Work order –
Every entry in the following data should be output exactly.

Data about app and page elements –
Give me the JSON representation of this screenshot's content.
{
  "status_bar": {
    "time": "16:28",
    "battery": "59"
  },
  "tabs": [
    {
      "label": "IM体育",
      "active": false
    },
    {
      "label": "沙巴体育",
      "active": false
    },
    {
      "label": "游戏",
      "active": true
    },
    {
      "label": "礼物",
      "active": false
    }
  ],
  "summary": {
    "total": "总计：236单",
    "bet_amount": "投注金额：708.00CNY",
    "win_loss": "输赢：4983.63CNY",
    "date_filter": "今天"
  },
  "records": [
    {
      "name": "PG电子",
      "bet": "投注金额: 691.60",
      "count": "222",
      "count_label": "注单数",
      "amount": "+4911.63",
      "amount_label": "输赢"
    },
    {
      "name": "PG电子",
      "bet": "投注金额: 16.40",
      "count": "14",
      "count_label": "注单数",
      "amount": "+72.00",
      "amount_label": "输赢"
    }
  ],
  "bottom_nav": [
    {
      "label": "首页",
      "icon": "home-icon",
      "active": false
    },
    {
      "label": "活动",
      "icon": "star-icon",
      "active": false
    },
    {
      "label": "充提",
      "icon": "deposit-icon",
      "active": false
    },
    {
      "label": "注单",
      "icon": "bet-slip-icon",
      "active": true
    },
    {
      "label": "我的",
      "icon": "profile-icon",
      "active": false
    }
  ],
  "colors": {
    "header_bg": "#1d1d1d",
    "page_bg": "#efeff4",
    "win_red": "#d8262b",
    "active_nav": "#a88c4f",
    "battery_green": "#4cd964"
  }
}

Answer box –
Give me the JSON representation of this screenshot's content.
{
  "status_bar": {
    "time": "16:28",
    "battery": "59"
  },
  "tabs": [
    {
      "label": "IM体育",
      "active": false
    },
    {
      "label": "沙巴体育",
      "active": false
    },
    {
      "label": "游戏",
      "active": true
    },
    {
      "label": "礼物",
      "active": false
    }
  ],
  "summary": {
    "total": "总计：236单",
    "bet_amount": "投注金额：708.00CNY",
    "win_loss": "输赢：4983.63CNY",
    "date_filter": "今天"
  },
  "records": [
    {
      "name": "PG电子",
      "bet": "投注金额: 691.60",
      "count": "222",
      "count_label": "注单数",
      "amount": "+4911.63",
      "amount_label": "输赢"
    },
    {
      "name": "PG电子",
      "bet": "投注金额: 16.40",
      "count": "14",
      "count_label": "注单数",
      "amount": "+72.00",
      "amount_label": "输赢"
    }
  ],
  "bottom_nav": [
    {
      "label": "首页",
      "icon": "home-icon",
      "active": false
    },
    {
      "label": "活动",
      "icon": "star-icon",
      "active": false
    },
    {
      "label": "充提",
      "icon": "deposit-icon",
      "active": false
    },
    {
      "label": "注单",
      "icon": "bet-slip-icon",
      "active": true
    },
    {
      "label": "我的",
      "icon": "profile-icon",
      "active": false
    }
  ],
  "colors": {
    "header_bg": "#1d1d1d",
    "page_bg": "#efeff4",
    "win_red": "#d8262b",
    "active_nav": "#a88c4f",
    "battery_green": "#4cd964"
  }
}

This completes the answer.